- **WHAT IS NEEDED**:
Scan the data beneath this task and copy each line that includes "Яндекс".
BEGIN PROVIDED ENTRIES
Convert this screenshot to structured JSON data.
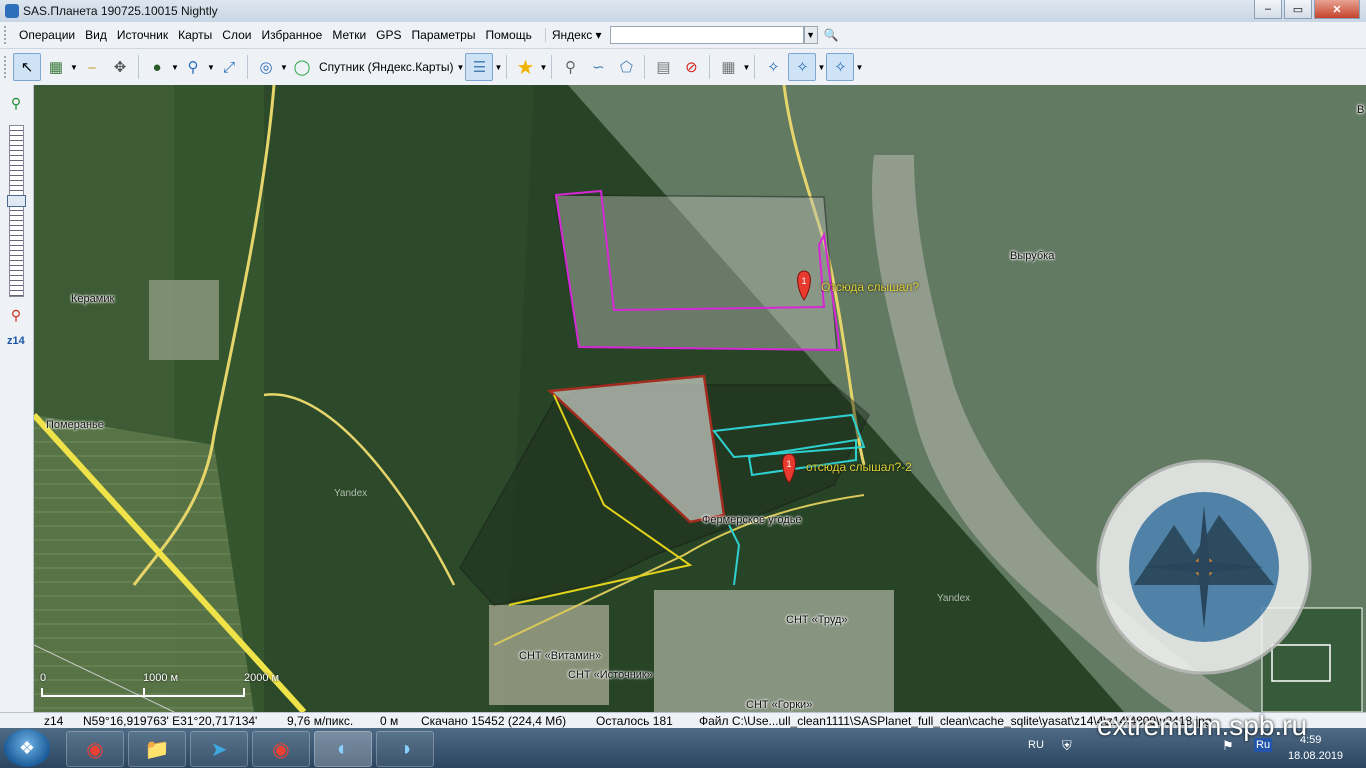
{
  "window": {
    "title": "SAS.Планета 190725.10015 Nightly",
    "minimize": "–",
    "maximize": "▭",
    "close": "✕"
  },
  "menu": {
    "items": [
      "Операции",
      "Вид",
      "Источник",
      "Карты",
      "Слои",
      "Избранное",
      "Метки",
      "GPS",
      "Параметры",
      "Помощь"
    ],
    "search_provider": "Яндекс ▾",
    "search_value": ""
  },
  "toolbar": {
    "map_type": "Спутник (Яндекс.Карты)"
  },
  "zoom_level": "z14",
  "map": {
    "places": {
      "keramik": "Керамик",
      "pomeranye": "Померанье",
      "vyrubka": "Вырубка",
      "fermerskoe": "Фермерское угодье",
      "snt_trud": "СНТ «Труд»",
      "snt_vitamin": "СНТ «Витамин»",
      "snt_istochnik": "СНТ «Источник»",
      "snt_gorki": "СНТ «Горки»",
      "top_edge": "В"
    },
    "markers": [
      {
        "label": "Отсюда слышал?",
        "number": "1"
      },
      {
        "label": "отсюда слышал?-2",
        "number": "1"
      }
    ],
    "watermark": "Yandex",
    "scale": {
      "zero": "0",
      "mid": "1000 м",
      "end": "2000 м"
    },
    "logo_text": "ПОИСКОВО-СПАСАТЕЛЬНЫЙ ОТРЯД ЭКСТРЕМУМ"
  },
  "status": {
    "zoom": "z14",
    "coords": "N59°16,919763' E31°20,717134'",
    "resolution": "9,76 м/пикс.",
    "distance": "0 м",
    "downloaded": "Скачано 15452 (224,4 Мб)",
    "remaining": "Осталось 181",
    "file": "Файл C:\\Use...ull_clean1111\\SASPlanet_full_clean\\cache_sqlite\\yasat\\z14\\4\\z14\\4809\\y2418.jpg"
  },
  "taskbar": {
    "lang": "RU",
    "time": "4:59",
    "date": "18.08.2019",
    "website": "extremum.spb.ru"
  }
}
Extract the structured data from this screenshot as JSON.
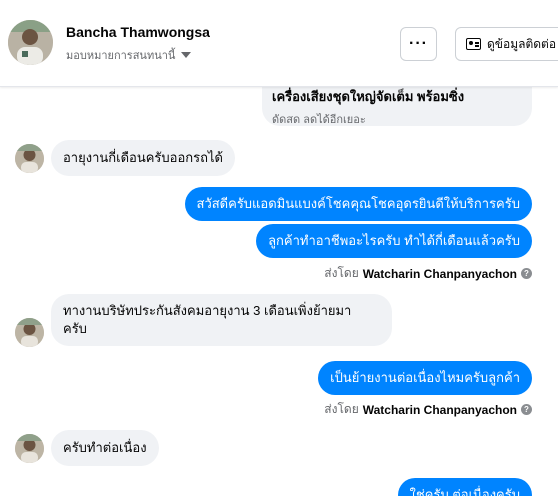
{
  "header": {
    "contact_name": "Bancha Thamwongsa",
    "assign_label": "มอบหมายการสนทนานี้",
    "more_label": "···",
    "profile_button_label": "ดูข้อมูลติดต่อ"
  },
  "preview_card": {
    "title": "เครื่องเสียงชุดใหญ่จัดเต็ม พร้อมซิ่ง",
    "subtitle": "ดัดสด ลดได้อีกเยอะ"
  },
  "messages": [
    {
      "direction": "in",
      "text": "อายุงานกี่เดือนครับออกรถได้"
    },
    {
      "direction": "out",
      "text": "สวัสดีครับแอดมินแบงค์โชคคุณโชคอุดรยินดีให้บริการครับ"
    },
    {
      "direction": "out",
      "text": "ลูกค้าทำอาชีพอะไรครับ ทำได้กี่เดือนแล้วครับ"
    },
    {
      "direction": "in",
      "line1": "ทางานบริษัทประกันสังคมอายุงาน 3 เดือนเพิ่งย้ายมา",
      "line2": "ครับ"
    },
    {
      "direction": "out",
      "text": "เป็นย้ายงานต่อเนื่องไหมครับลูกค้า"
    },
    {
      "direction": "in",
      "text": "ครับทำต่อเนื่อง"
    },
    {
      "direction": "out",
      "text": "ใช่ครับ ต่อเนื่องครับ"
    }
  ],
  "sent_by": {
    "prefix": "ส่งโดย",
    "agent": "Watcharin Chanpanyachon",
    "help_icon": "?"
  }
}
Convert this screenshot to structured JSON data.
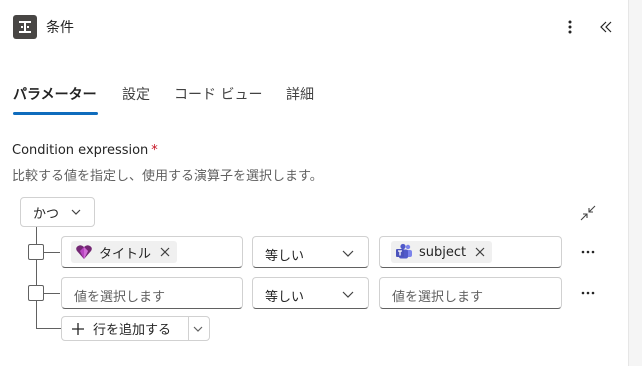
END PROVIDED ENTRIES
- **ANSWER FOR THE TASK**:
    "search_provider": "Яндекс ▾",
    "map_type": "Спутник (Яндекс.Карты)"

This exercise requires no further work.